1. Sally Wiggin
Who can forget the iconic Sally Wiggin, anchor for WTAE for years. She has since retired, but she certainly left her mark on the city. Now, anytime Pittsburghers run into her on the street, there are instant excited whispers that “hey, it’s Sally Wiggin!”
2. Joe DeNardo
Joe DiNardo was the weatherman for WTAE for 45 years. During that time he became an icon for his weather catchphrase “Joe said it would!” Now, Pittsburghers old enough to remember can look back on those commercials fondly.
3. Edgar Snyder
If you were home sick or watched a lot of daytime TV, chances are you remember personal injury lawyer Edgar Snyder’s commercials.

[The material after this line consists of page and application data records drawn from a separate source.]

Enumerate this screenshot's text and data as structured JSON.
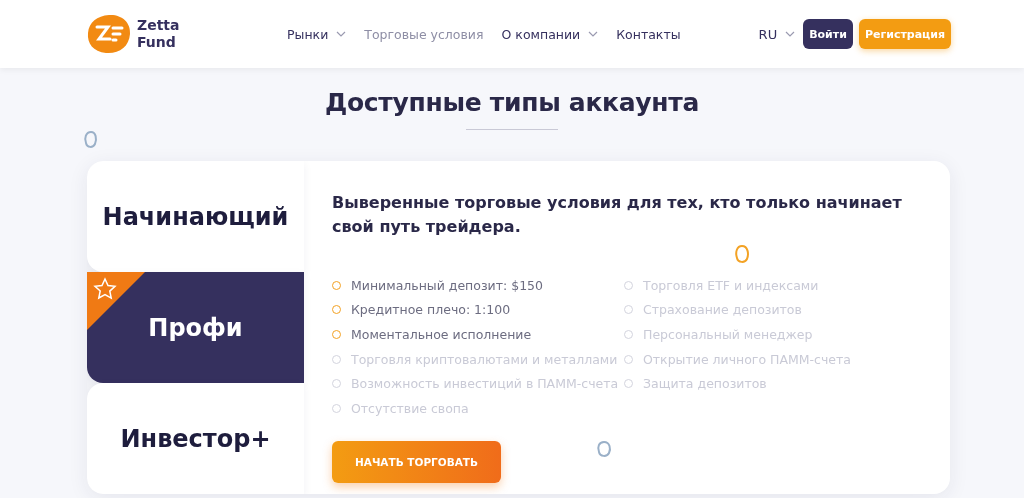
{
  "header": {
    "logo": {
      "line1": "Zetta",
      "line2": "Fund"
    },
    "nav": [
      {
        "label": "Рынки",
        "dropdown": true,
        "selected": false
      },
      {
        "label": "Торговые условия",
        "dropdown": false,
        "selected": true
      },
      {
        "label": "О компании",
        "dropdown": true,
        "selected": false
      },
      {
        "label": "Контакты",
        "dropdown": false,
        "selected": false
      }
    ],
    "language": "RU",
    "login": "Войти",
    "register": "Регистрация"
  },
  "title": "Доступные типы аккаунта",
  "account_tabs": [
    {
      "label": "Начинающий",
      "selected": false,
      "featured": false
    },
    {
      "label": "Профи",
      "selected": true,
      "featured": true
    },
    {
      "label": "Инвестор+",
      "selected": false,
      "featured": false
    }
  ],
  "panel": {
    "heading": "Выверенные торговые условия для тех, кто только начинает свой путь трейдера.",
    "features": [
      {
        "text": "Минимальный депозит: $150",
        "included": true
      },
      {
        "text": "Кредитное плечо: 1:100",
        "included": true
      },
      {
        "text": "Моментальное исполнение",
        "included": true
      },
      {
        "text": "Торговля криптовалютами и металлами",
        "included": false
      },
      {
        "text": "Возможность инвестиций в ПАММ-счета",
        "included": false
      },
      {
        "text": "Отсутствие свопа",
        "included": false
      },
      {
        "text": "Торговля ETF и индексами",
        "included": false
      },
      {
        "text": "Страхование депозитов",
        "included": false
      },
      {
        "text": "Персональный менеджер",
        "included": false
      },
      {
        "text": "Открытие личного ПАММ-счета",
        "included": false
      },
      {
        "text": "Защита депозитов",
        "included": false
      }
    ],
    "button": "НАЧАТЬ ТОРГОВАТЬ"
  }
}
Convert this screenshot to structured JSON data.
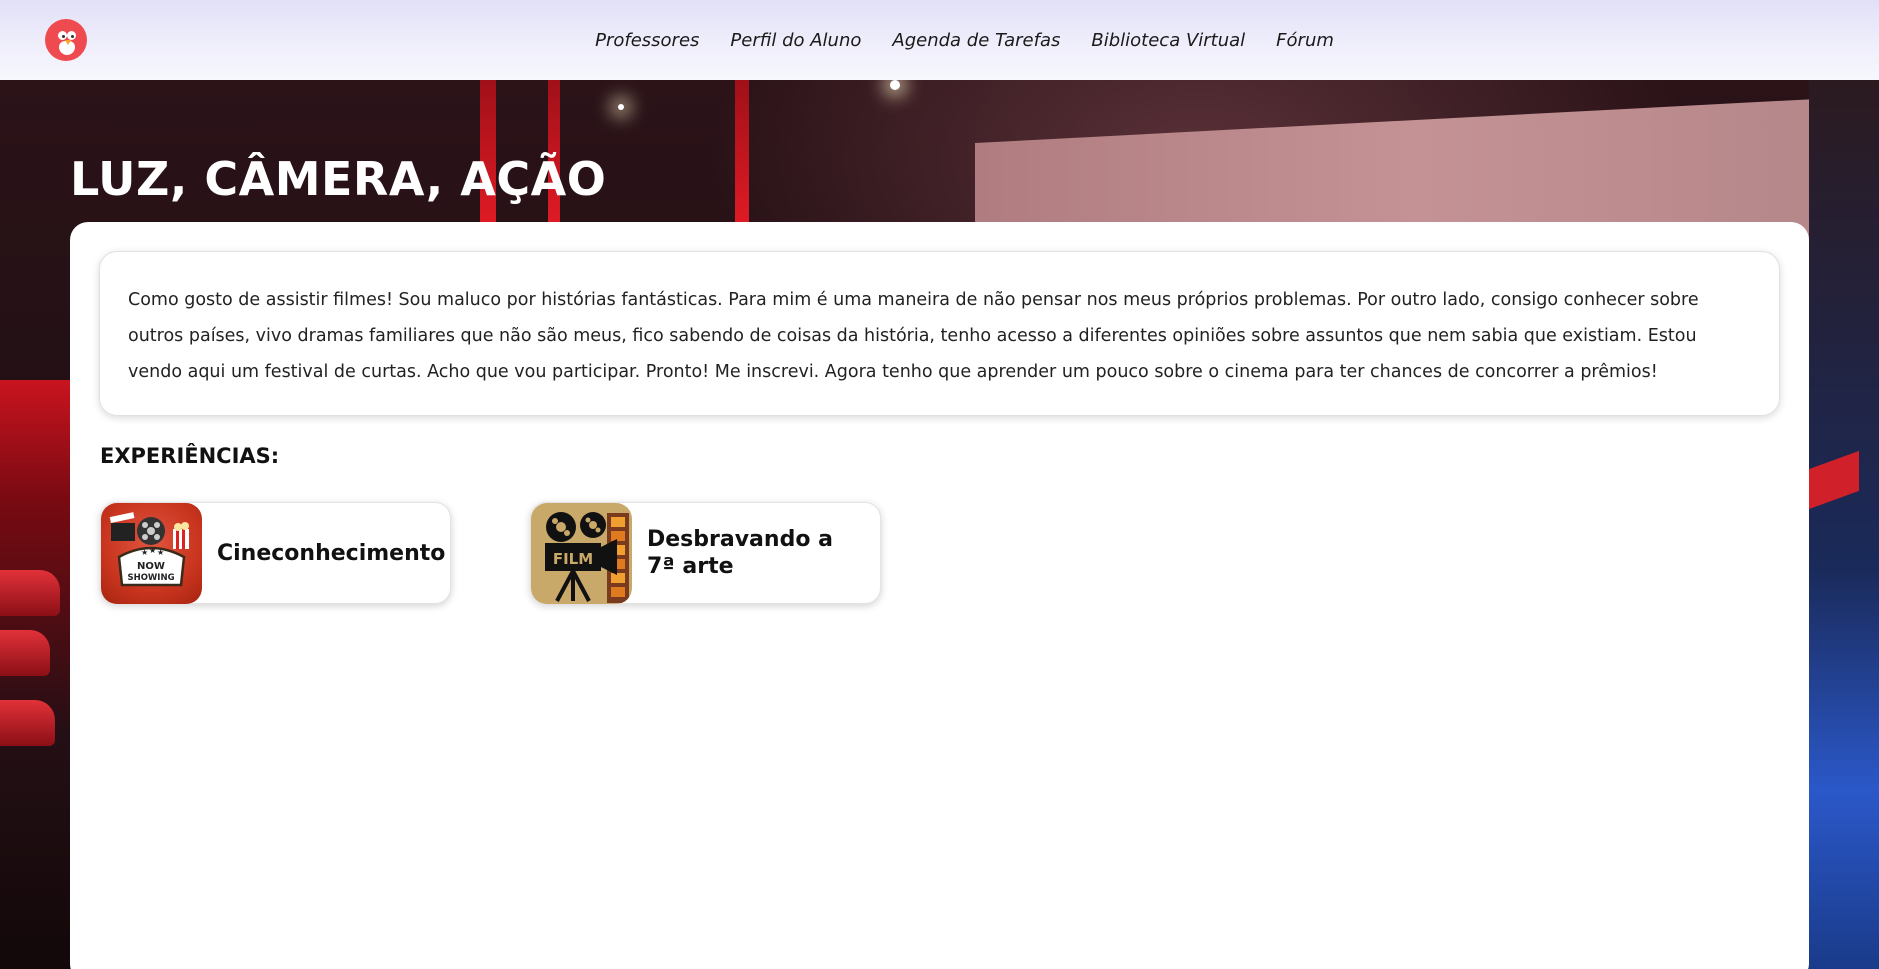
{
  "nav": {
    "items": [
      {
        "label": "Professores"
      },
      {
        "label": "Perfil do Aluno"
      },
      {
        "label": "Agenda de Tarefas"
      },
      {
        "label": "Biblioteca Virtual"
      },
      {
        "label": "Fórum"
      }
    ]
  },
  "page": {
    "title": "LUZ, CÂMERA, AÇÃO",
    "intro": "Como gosto de assistir filmes! Sou maluco por histórias fantásticas. Para mim é uma maneira de não pensar nos meus próprios problemas. Por outro lado, consigo conhecer sobre outros países, vivo dramas familiares que não são meus, fico sabendo de coisas da história, tenho acesso a diferentes opiniões sobre assuntos que nem sabia que existiam. Estou vendo aqui um festival de curtas. Acho que vou participar. Pronto! Me inscrevi. Agora tenho que aprender um pouco sobre o cinema para ter chances de concorrer a prêmios!"
  },
  "experiences": {
    "heading": "EXPERIÊNCIAS:",
    "items": [
      {
        "label": "Cineconhecimento",
        "thumb_text_1": "NOW",
        "thumb_text_2": "SHOWING",
        "icon": "now-showing-icon"
      },
      {
        "label": "Desbravando a 7ª arte",
        "thumb_text": "FILM",
        "icon": "film-projector-icon"
      }
    ]
  },
  "colors": {
    "brand": "#ef4a4f",
    "header_bg": "#e2e0f7"
  }
}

His marketing campaign began in the mid-1980s, making him a well-known Pittsburgher among ’80s and ’90s kids. Snyder is now 78 years old and transitioned to founder, counsel and retired shareholder of Edgar Snyder and Associates.
4. Brett Keisel
The former defensive end for the Steelers played 12 seasons with the team. He has since established roots in Pittsburgh with his family. He gives back to the community with events like his annual “Shear da Beard.” He often is seen at Steelers and Pens games supporting the black and gold. Many Pittsburghers have stopped in for a picture with “da beard,” Keisel’s iconic long beard.
5. Myron Cope
Who could forget the incredible Myron Cope? With his clever catchphrases like “Yoi!” and calling the Browns the Brownies and the Bengals the Bungles, he established himself as one of Pittsburgh’s finest. He spent decades as a sports journalist, radio personality and sportscaster. He also created the Terrible Towel, something that years later is still a huge part of Pittsburgh history.
6. “Mean” Joe Greene
Wouldn’t it be interesting to see what Mean Joe would’ve been like playing during the social media era? The defensive tackle icon played for the Steelers from 1969 to 1981. He is considered to be one of the best defensive linemen in NFL history.